Problem description> The result should be a faithful copy of every entry below, with the pictures left out.

(Stored items from a collection)
---

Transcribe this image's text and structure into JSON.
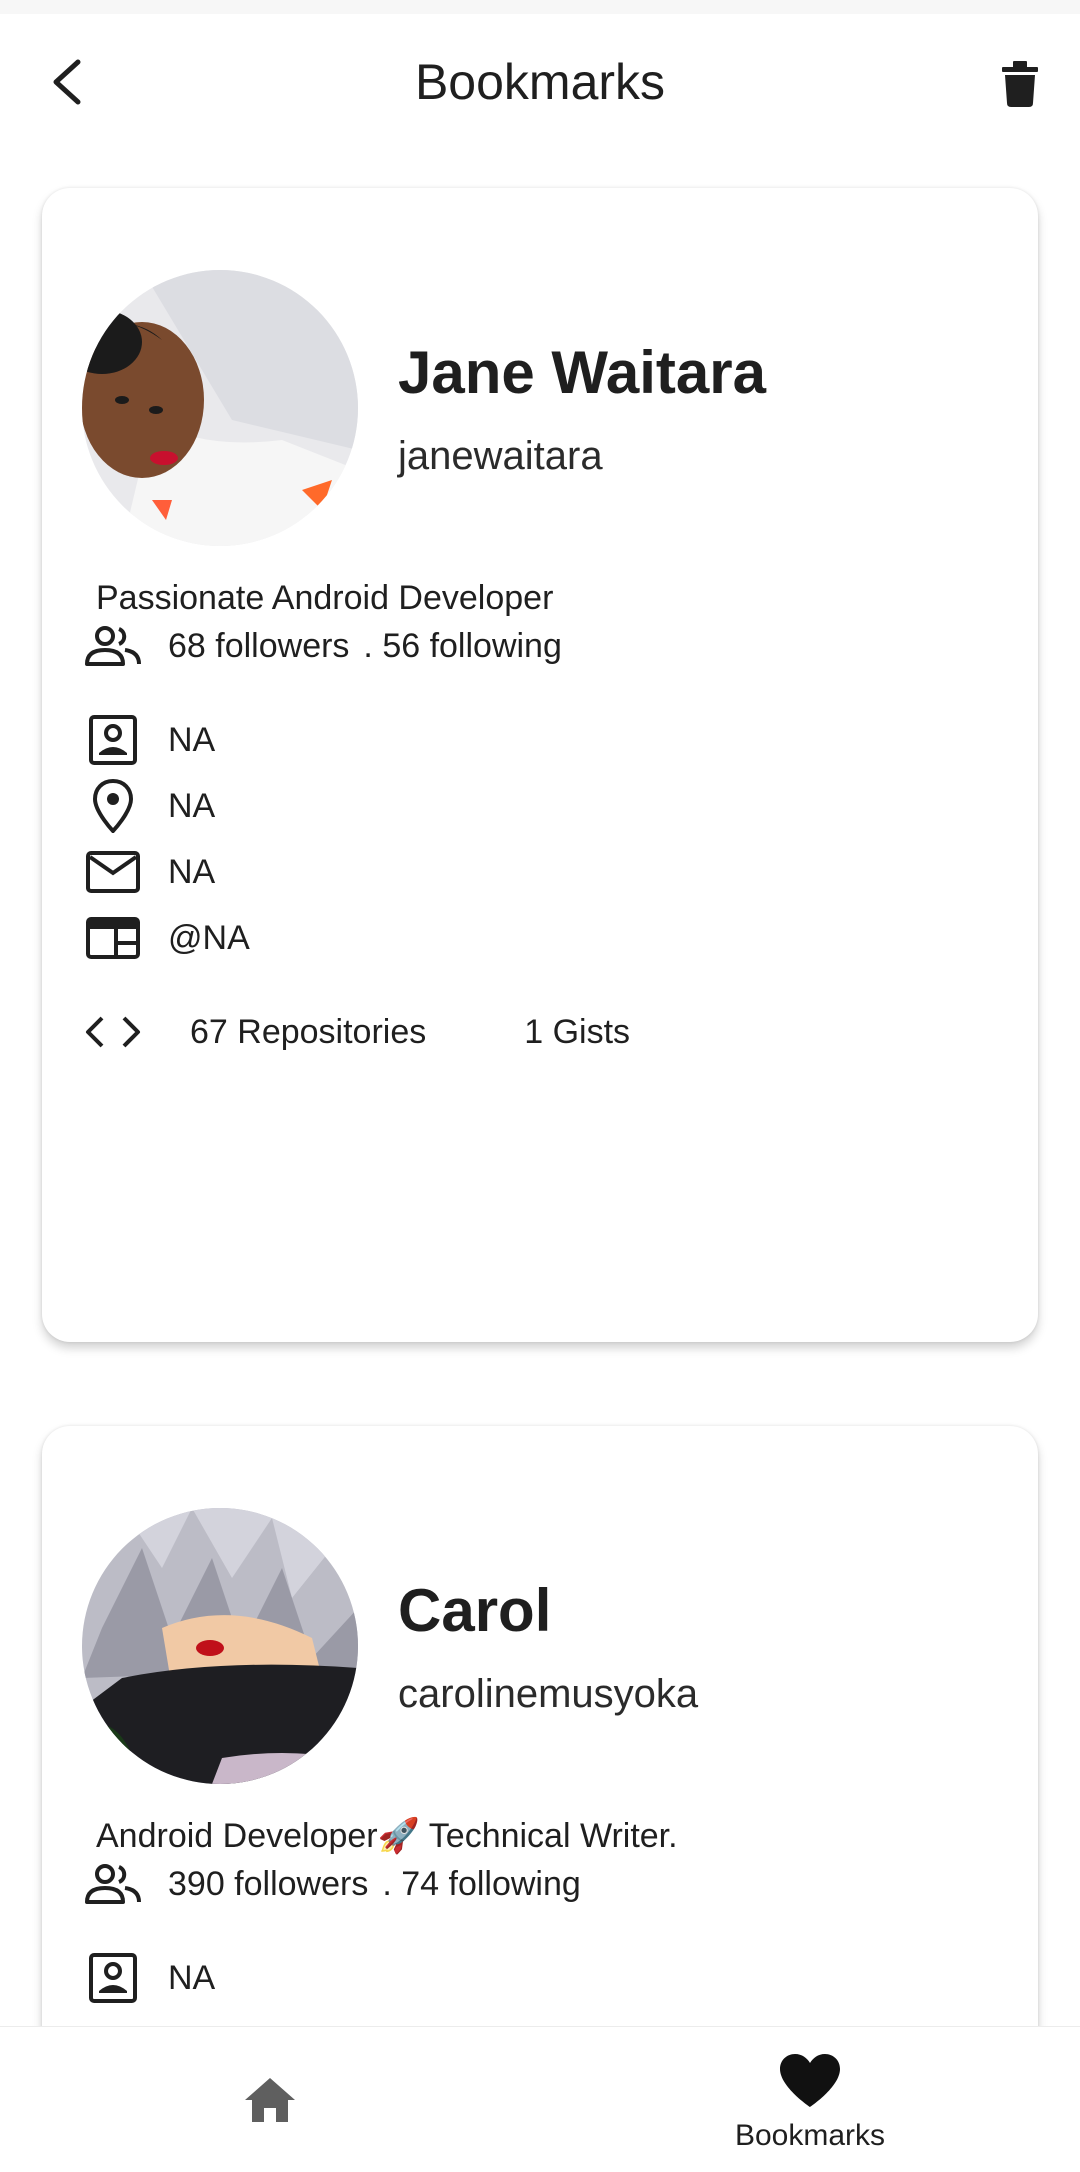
{
  "header": {
    "title": "Bookmarks",
    "back_icon": "arrow-back-icon",
    "delete_icon": "trash-icon"
  },
  "bookmarks": [
    {
      "name": "Jane Waitara",
      "username": "janewaitara",
      "bio": "Passionate Android Developer",
      "followers": "68 followers",
      "following": ". 56 following",
      "company": "NA",
      "location": "NA",
      "email": "NA",
      "twitter": "@NA",
      "repositories": "67 Repositories",
      "gists": "1 Gists"
    },
    {
      "name": "Carol",
      "username": "carolinemusyoka",
      "bio": "Android Developer🚀 Technical Writer.",
      "followers": "390 followers",
      "following": ". 74 following",
      "company": "NA"
    }
  ],
  "bottom_nav": {
    "home_icon": "home-icon",
    "bookmarks_icon": "heart-icon",
    "bookmarks_label": "Bookmarks"
  },
  "colors": {
    "icon": "#1f1f1f",
    "nav_inactive": "#5f5f5f",
    "card_bg": "#ffffff"
  }
}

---

Exercise solution>
Transcribe this image's text and structure into JSON.
{
  "header": {
    "title": "Bookmarks",
    "back_icon": "arrow-back-icon",
    "delete_icon": "trash-icon"
  },
  "bookmarks": [
    {
      "name": "Jane Waitara",
      "username": "janewaitara",
      "bio": "Passionate Android Developer",
      "followers": "68 followers",
      "following": ". 56 following",
      "company": "NA",
      "location": "NA",
      "email": "NA",
      "twitter": "@NA",
      "repositories": "67 Repositories",
      "gists": "1 Gists"
    },
    {
      "name": "Carol",
      "username": "carolinemusyoka",
      "bio": "Android Developer🚀 Technical Writer.",
      "followers": "390 followers",
      "following": ". 74 following",
      "company": "NA"
    }
  ],
  "bottom_nav": {
    "home_icon": "home-icon",
    "bookmarks_icon": "heart-icon",
    "bookmarks_label": "Bookmarks"
  },
  "colors": {
    "icon": "#1f1f1f",
    "nav_inactive": "#5f5f5f",
    "card_bg": "#ffffff"
  }
}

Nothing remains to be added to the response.